front-line workers: the receptionist, the parking attendant, the triage nurse, and the attending physician, among others. Internal marketing recognizes this vital link by focusing on the people component of the services management "trinity."
Moments of TruthA considerable body of research in the marketing literature has focused on the "service encounter," which is defined as "the period of time during which a consumer directly interacts with a service" (Shostack 1985, p. 243). Scandinavian Airlines System's Jan Carlzon once estimated that, with 10 million customers coming in contact with approximately five SAS employees for an average of 15 seconds each time, the companv was "created" in the mincis of customers 50 million times a year. Carlzon suggested that these 50 million "moments of truth" were the "moments that ultimately determine whether the company will succeed or fail...when we must prove to our customers that SAS is their best alternative" (Carlzon 1991, p. 425). Every episode where a customer or key buying influence interacts with a service company, its products, people, facilities, or communications represents a moment of truth because each episode can shape a customer's impressions and judgments about the firm. In health care settings, service encounters involve a Iiigh degree of interpersonal contact and interaction between the front-line service provider and tbe patient or the patient's family (Solomon, Surprenant, Czepiel, and Gutman 1985). Carlzon's memorable pbrase forces health care managers to define their services, not in broad, sweeping images of high-tech medicine and glossy newsletters, but in terms of dozensperhaps, hundreds of specific encounters or events (e.g., admission, food quality, staff responsiveness, discharge, telephone inquiries, etc.). Employees shape these moments of trutb, not only by the tasks they perform, but also by the way they look, act, talk, and interact with the customer, with other customers, and with fellow workers. Employee behavior must therefore be carefully orchestrated and managed. In high-contact service encounters, such as those in health care delivery, service production and consumption often happens simultaneously in real time. Managing these moments of truth is not unlike staging a performance or play, one where the actor's script is fluid or impro-
Nature of ServicesCross-Functional IntegrationsServices marketing and management pose special challenges because services deal witb "processes ratber than things, with performances more than physical objects" (Lovelock 1992, p. 17). Three management functionsmarketing, operations, and human resourcesare intimately joined in what Lovelock has dubbed the "service trinity/' to create and deliver services.
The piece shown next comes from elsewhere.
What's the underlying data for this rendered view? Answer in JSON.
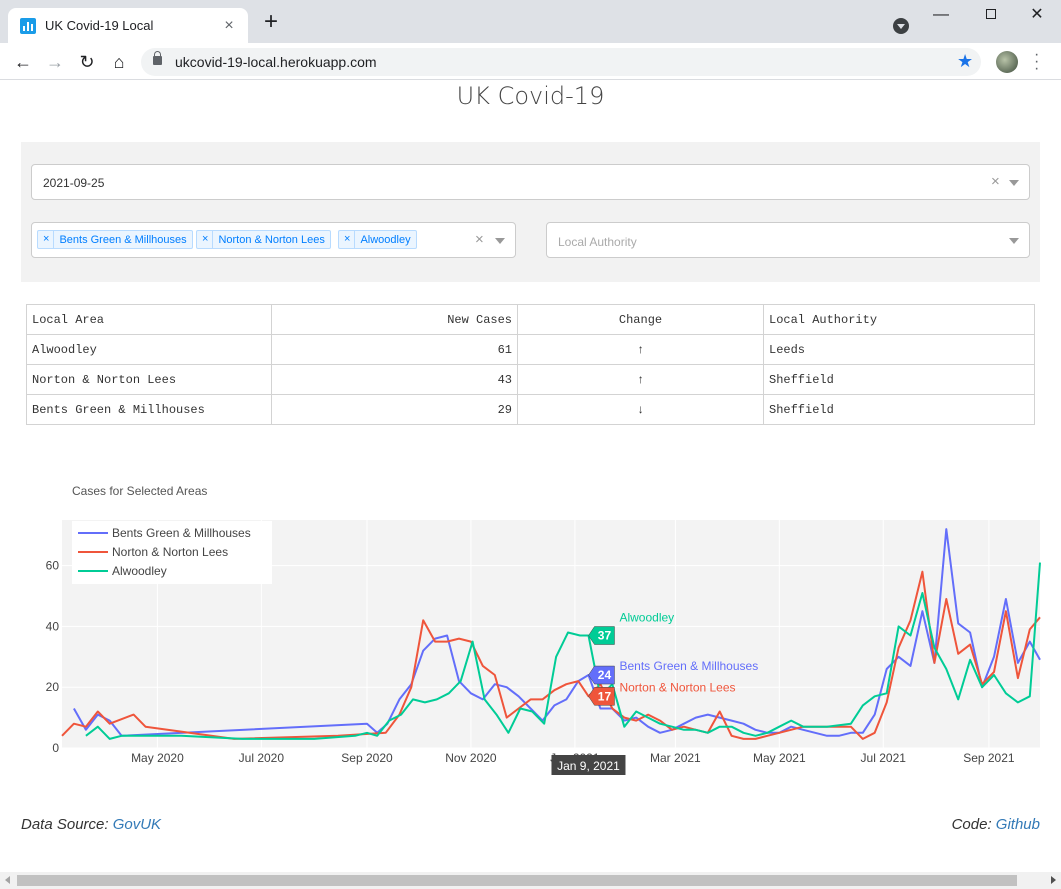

In health care services delivery, this functional integration can appear almost seamless. For example, the emergencyroom physician is responsible for producing, delivering, and "marketing" the service to the patient during the consultation. If the patient waited too long because the ER was understaffed, tbe resulting cu.stomer dissatisfaction is a marketing problem, but one that must be addressed at the operations and human resources